In 1973 the festival was caught in the middle of Hurricane Delia, and after the first three years the festival was moved to early August to avoid the September rains. Claudia Ball took over from O. T. Baker as festival director in 1976 and served in that capacity through 1980. Jo Ann Andera became festival director in 1981 and continued to serve through 2015.

Beginning in the year 2000, the festival was moved from August to June to avoid the hottest part of the summer. In the years when bad weather has interfered, the activities have simply moved onto the covered veranda surrounding the institute building. In 2011 the festival, a three-day event that showcased the food, music, crafts, and dance of some forty cultures, celebrated its fortieth anniversary. By 2014 the festival was held over two days.


The Texas Folklife Festival, UTSA Institute of Texan Cultures (http://www.texancultures.com/festivals_events/texas_folklife_2016/), accessed August 27, 2015. Courtney Burkholder, “Hats (and Sombreros) Off to Jo Ann Andera: The Texas Folklife Festival director learned cultural diversity firsthand,” San Antonio Woman (http://sawoman.com/categories/mayjune-2011/hats-and-sombreros-jo-ann-andera ), accessed November 27, 2011. San Antonio Express-News, June 13, 2011. Texas Folklife Festival, September 7–10, 1972 (San Antonio: University of Texas Institute of Texan Cultures, 1972).
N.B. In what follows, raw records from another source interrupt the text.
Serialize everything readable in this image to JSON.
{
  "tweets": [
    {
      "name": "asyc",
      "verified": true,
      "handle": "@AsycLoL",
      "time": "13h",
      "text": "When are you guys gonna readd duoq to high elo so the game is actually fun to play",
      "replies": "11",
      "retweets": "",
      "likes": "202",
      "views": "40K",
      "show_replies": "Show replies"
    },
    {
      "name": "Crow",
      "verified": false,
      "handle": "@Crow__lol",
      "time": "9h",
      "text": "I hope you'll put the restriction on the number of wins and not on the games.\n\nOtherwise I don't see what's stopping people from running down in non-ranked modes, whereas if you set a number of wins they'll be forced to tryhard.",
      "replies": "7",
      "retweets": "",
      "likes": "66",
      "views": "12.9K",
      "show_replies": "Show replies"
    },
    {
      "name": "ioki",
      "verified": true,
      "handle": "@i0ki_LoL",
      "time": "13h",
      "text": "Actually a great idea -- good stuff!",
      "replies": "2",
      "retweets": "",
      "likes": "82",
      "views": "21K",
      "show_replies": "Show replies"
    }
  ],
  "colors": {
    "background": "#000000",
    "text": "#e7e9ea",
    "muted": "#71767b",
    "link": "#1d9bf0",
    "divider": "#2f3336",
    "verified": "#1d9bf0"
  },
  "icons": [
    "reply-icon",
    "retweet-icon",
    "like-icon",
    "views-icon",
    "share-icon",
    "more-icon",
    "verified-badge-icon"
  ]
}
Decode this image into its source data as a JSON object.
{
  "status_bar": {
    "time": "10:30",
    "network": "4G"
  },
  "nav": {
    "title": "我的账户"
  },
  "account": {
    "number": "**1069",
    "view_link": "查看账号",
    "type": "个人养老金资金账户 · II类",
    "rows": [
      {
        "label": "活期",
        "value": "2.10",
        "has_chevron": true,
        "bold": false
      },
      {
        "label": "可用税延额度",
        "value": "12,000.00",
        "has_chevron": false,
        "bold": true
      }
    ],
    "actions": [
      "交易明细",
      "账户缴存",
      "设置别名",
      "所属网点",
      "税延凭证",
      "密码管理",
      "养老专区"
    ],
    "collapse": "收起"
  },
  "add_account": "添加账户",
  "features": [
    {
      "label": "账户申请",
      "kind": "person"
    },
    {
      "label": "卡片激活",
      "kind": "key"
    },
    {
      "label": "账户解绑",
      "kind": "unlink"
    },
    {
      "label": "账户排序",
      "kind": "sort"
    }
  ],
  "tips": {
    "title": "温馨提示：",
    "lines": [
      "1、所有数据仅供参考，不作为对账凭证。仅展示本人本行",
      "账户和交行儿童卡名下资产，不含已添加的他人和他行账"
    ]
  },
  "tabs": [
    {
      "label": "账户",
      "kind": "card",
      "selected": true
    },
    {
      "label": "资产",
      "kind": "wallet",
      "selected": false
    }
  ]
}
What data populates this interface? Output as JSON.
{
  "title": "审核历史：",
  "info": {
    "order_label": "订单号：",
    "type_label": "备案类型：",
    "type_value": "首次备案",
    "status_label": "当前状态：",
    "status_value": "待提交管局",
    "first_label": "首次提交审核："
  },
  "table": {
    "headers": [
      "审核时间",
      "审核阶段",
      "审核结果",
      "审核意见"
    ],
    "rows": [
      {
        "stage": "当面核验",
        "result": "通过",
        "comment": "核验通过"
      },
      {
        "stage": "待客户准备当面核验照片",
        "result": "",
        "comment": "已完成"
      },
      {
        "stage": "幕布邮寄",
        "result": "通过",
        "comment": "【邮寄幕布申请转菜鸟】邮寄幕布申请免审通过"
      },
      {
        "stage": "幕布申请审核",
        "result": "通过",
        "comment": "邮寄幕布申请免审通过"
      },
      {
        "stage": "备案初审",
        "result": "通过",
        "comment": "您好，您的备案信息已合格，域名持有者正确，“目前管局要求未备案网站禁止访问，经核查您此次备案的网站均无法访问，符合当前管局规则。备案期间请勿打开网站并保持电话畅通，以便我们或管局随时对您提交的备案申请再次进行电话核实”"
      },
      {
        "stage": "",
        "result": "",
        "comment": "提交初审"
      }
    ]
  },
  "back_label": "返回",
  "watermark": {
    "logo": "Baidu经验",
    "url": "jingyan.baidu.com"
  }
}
Image Use Disclaimer

All copyrighted materials included within the Handbook of Texas Online are in accordance with Title 17 U.S.C. Section 107 related to Copyright and “Fair Use” for Non-Profit educational institutions, which permits the Texas State Historical Association (TSHA), to utilize copyrighted materials to further scholarship, education, and inform the public. The TSHA makes every effort to conform to the principles of fair use and to comply with copyright law.

For more information go to: http://www.law.cornell.edu/uscode/17/107.shtml

If you wish to use copyrighted material from this site for purposes of your own that go beyond fair use, you must obtain permission from the copyright owner.


The following, adapted from the Chicago Manual of Style, 15th edition, is the preferred citation for this article.

Handbook of Texas Online, Art Leatherwood, "TEXAS FOLKLIFE FESTIVAL," accessed June 07, 2020, http://www.tshaonline.org/handbook/online/articles/lkt07.

Uploaded on June 15, 2010. Modified on September 14, 2015. Published by the Texas State Historical Association.
visit the mytsha forums to participate

View these posts and more when you register your free MyTSHA account.

Call for Papers: Texas Center for Working-Class Studies Events, Symposia, and Workshops
Hi all! You may be interested in this call for papers I received from the Texas Center for Working-Class Studies at Collin College...

Katy Jennings' Ride Scholarly Research Request
I'm doing research on Catherine Jennings Lockwood, specifically the incident known as "Katy Jennings' Ride." Her father was Gordon C. Jennings, the oldest man to die at the Alamo...

Texas Constitution of 1836 Co-Author- Elisha Pease? Ask a Historian
The TSHA profile of Elisha Marshall Pease states that he wrote part of the Texas Constitution although he was only a 24 year-old assistant secretary (not elected). I cannot find any other mention of this authorship work by Pease in other credible research about the credited Constution authors...